> _Problem requirements_: Each entry is to be given again precisely, and no picture may be carried over.

> _Data for processing_:
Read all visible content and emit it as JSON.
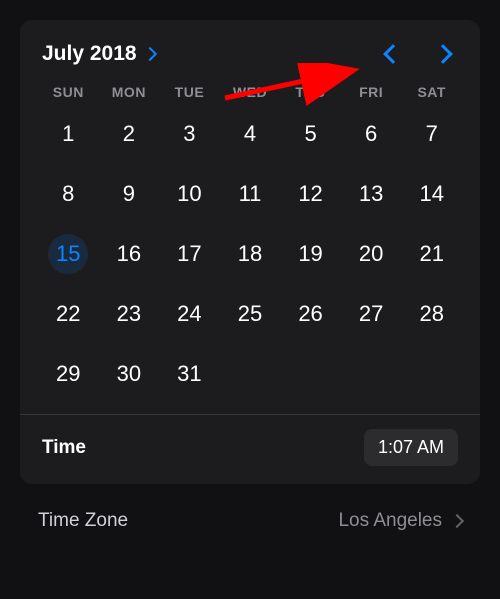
{
  "header": {
    "month_label": "July 2018"
  },
  "weekdays": [
    "SUN",
    "MON",
    "TUE",
    "WED",
    "THU",
    "FRI",
    "SAT"
  ],
  "days": [
    1,
    2,
    3,
    4,
    5,
    6,
    7,
    8,
    9,
    10,
    11,
    12,
    13,
    14,
    15,
    16,
    17,
    18,
    19,
    20,
    21,
    22,
    23,
    24,
    25,
    26,
    27,
    28,
    29,
    30,
    31
  ],
  "selected_day": 15,
  "time": {
    "label": "Time",
    "value": "1:07 AM"
  },
  "timezone": {
    "label": "Time Zone",
    "value": "Los Angeles"
  }
}
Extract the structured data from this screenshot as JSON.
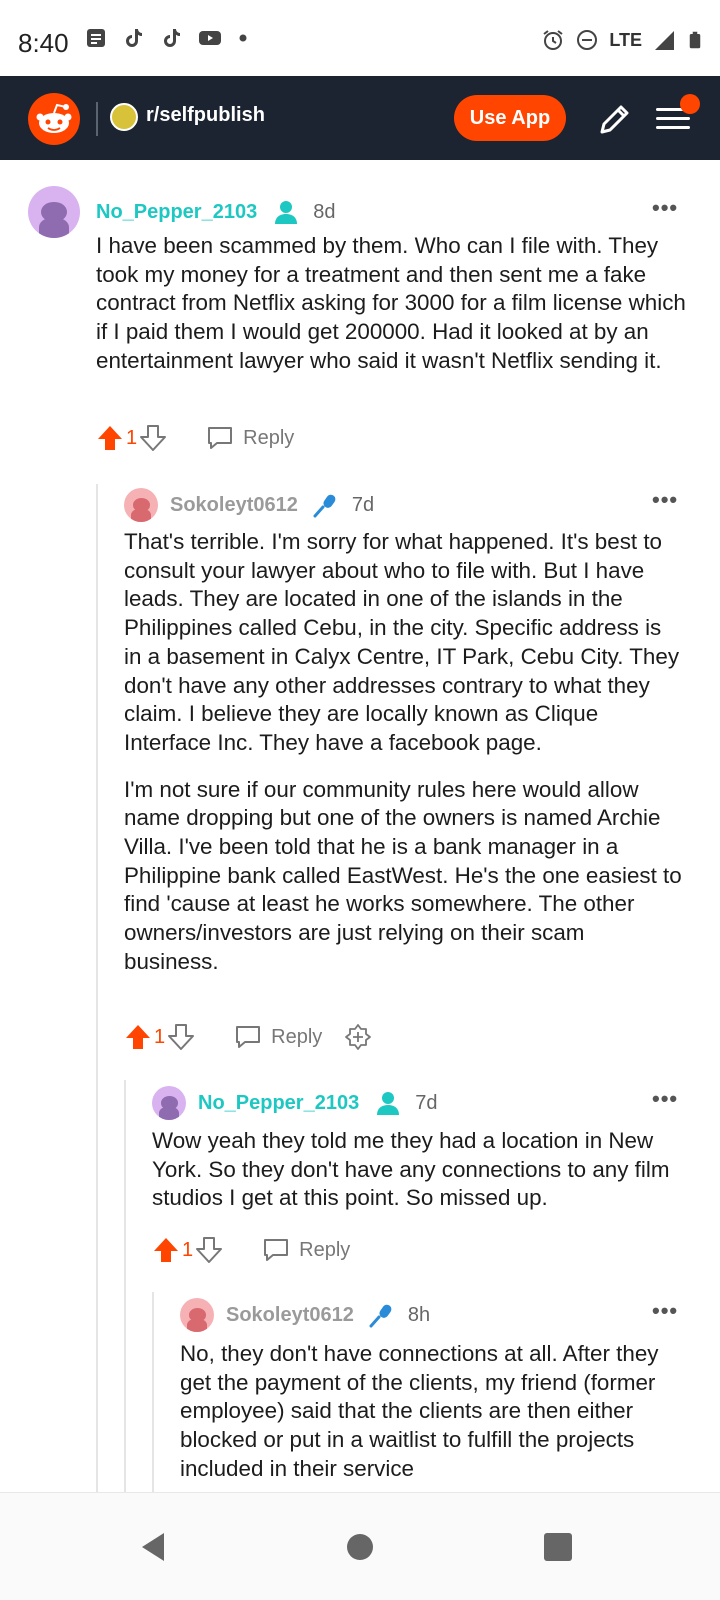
{
  "status_bar": {
    "time": "8:40",
    "network": "LTE",
    "left_icons": [
      "notes-icon",
      "tiktok-icon",
      "tiktok-icon",
      "youtube-icon",
      "dot-icon"
    ],
    "right_icons": [
      "alarm-icon",
      "dnd-icon",
      "signal-icon",
      "battery-icon"
    ]
  },
  "header": {
    "subreddit": "r/selfpublish",
    "use_app_label": "Use App"
  },
  "colors": {
    "brand": "#ff4500",
    "header_bg": "#1b2430",
    "teal_user": "#1ec8c2",
    "grey_user": "#9a9a9a"
  },
  "comments": [
    {
      "username": "No_Pepper_2103",
      "age": "8d",
      "flair_icon": "person-icon",
      "body": [
        "I have been scammed by them. Who can I file with. They took my money for a treatment and then sent me a fake contract from Netflix asking for 3000 for a film license which if I paid them I would get 200000. Had it looked at by an entertainment lawyer who said it wasn't Netflix sending it."
      ],
      "votes": "1",
      "reply_label": "Reply"
    },
    {
      "username": "Sokoleyt0612",
      "age": "7d",
      "flair_icon": "microphone-icon",
      "body": [
        "That's terrible. I'm sorry for what happened. It's best to consult your lawyer about who to file with. But I have leads. They are located in one of the islands in the Philippines called Cebu, in the city. Specific address is in a basement in Calyx Centre, IT Park, Cebu City. They don't have any other addresses contrary to what they claim. I believe they are locally known as Clique Interface Inc. They have a facebook page.",
        "I'm not sure if our community rules here would allow name dropping but one of the owners is named Archie Villa. I've been told that he is a bank manager in a Philippine bank called EastWest. He's the one easiest to find 'cause at least he works somewhere. The other owners/investors are just relying on their scam business."
      ],
      "votes": "1",
      "reply_label": "Reply"
    },
    {
      "username": "No_Pepper_2103",
      "age": "7d",
      "flair_icon": "person-icon",
      "body": [
        "Wow yeah they told me they had a location in New York. So they don't have any connections to any film studios I get at this point. So missed up."
      ],
      "votes": "1",
      "reply_label": "Reply"
    },
    {
      "username": "Sokoleyt0612",
      "age": "8h",
      "flair_icon": "microphone-icon",
      "body": [
        "No, they don't have connections at all. After they get the payment of the clients, my friend (former employee) said that the clients are then either blocked or put in a waitlist to fulfill the projects included in their service"
      ]
    }
  ],
  "nav": [
    "back-icon",
    "home-icon",
    "recents-icon"
  ]
}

> _Task solution_:
Read all visible content and emit it as JSON.
{
  "header": {
    "month_label": "July 2018"
  },
  "weekdays": [
    "SUN",
    "MON",
    "TUE",
    "WED",
    "THU",
    "FRI",
    "SAT"
  ],
  "days": [
    1,
    2,
    3,
    4,
    5,
    6,
    7,
    8,
    9,
    10,
    11,
    12,
    13,
    14,
    15,
    16,
    17,
    18,
    19,
    20,
    21,
    22,
    23,
    24,
    25,
    26,
    27,
    28,
    29,
    30,
    31
  ],
  "selected_day": 15,
  "time": {
    "label": "Time",
    "value": "1:07 AM"
  },
  "timezone": {
    "label": "Time Zone",
    "value": "Los Angeles"
  }
}
Extract the structured data from this screenshot as JSON.
{
  "status_bar": {
    "time": "8:40",
    "network": "LTE",
    "left_icons": [
      "notes-icon",
      "tiktok-icon",
      "tiktok-icon",
      "youtube-icon",
      "dot-icon"
    ],
    "right_icons": [
      "alarm-icon",
      "dnd-icon",
      "signal-icon",
      "battery-icon"
    ]
  },
  "header": {
    "subreddit": "r/selfpublish",
    "use_app_label": "Use App"
  },
  "colors": {
    "brand": "#ff4500",
    "header_bg": "#1b2430",
    "teal_user": "#1ec8c2",
    "grey_user": "#9a9a9a"
  },
  "comments": [
    {
      "username": "No_Pepper_2103",
      "age": "8d",
      "flair_icon": "person-icon",
      "body": [
        "I have been scammed by them. Who can I file with. They took my money for a treatment and then sent me a fake contract from Netflix asking for 3000 for a film license which if I paid them I would get 200000. Had it looked at by an entertainment lawyer who said it wasn't Netflix sending it."
      ],
      "votes": "1",
      "reply_label": "Reply"
    },
    {
      "username": "Sokoleyt0612",
      "age": "7d",
      "flair_icon": "microphone-icon",
      "body": [
        "That's terrible. I'm sorry for what happened. It's best to consult your lawyer about who to file with. But I have leads. They are located in one of the islands in the Philippines called Cebu, in the city. Specific address is in a basement in Calyx Centre, IT Park, Cebu City. They don't have any other addresses contrary to what they claim. I believe they are locally known as Clique Interface Inc. They have a facebook page.",
        "I'm not sure if our community rules here would allow name dropping but one of the owners is named Archie Villa. I've been told that he is a bank manager in a Philippine bank called EastWest. He's the one easiest to find 'cause at least he works somewhere. The other owners/investors are just relying on their scam business."
      ],
      "votes": "1",
      "reply_label": "Reply"
    },
    {
      "username": "No_Pepper_2103",
      "age": "7d",
      "flair_icon": "person-icon",
      "body": [
        "Wow yeah they told me they had a location in New York. So they don't have any connections to any film studios I get at this point. So missed up."
      ],
      "votes": "1",
      "reply_label": "Reply"
    },
    {
      "username": "Sokoleyt0612",
      "age": "8h",
      "flair_icon": "microphone-icon",
      "body": [
        "No, they don't have connections at all. After they get the payment of the clients, my friend (former employee) said that the clients are then either blocked or put in a waitlist to fulfill the projects included in their service"
      ]
    }
  ],
  "nav": [
    "back-icon",
    "home-icon",
    "recents-icon"
  ]
}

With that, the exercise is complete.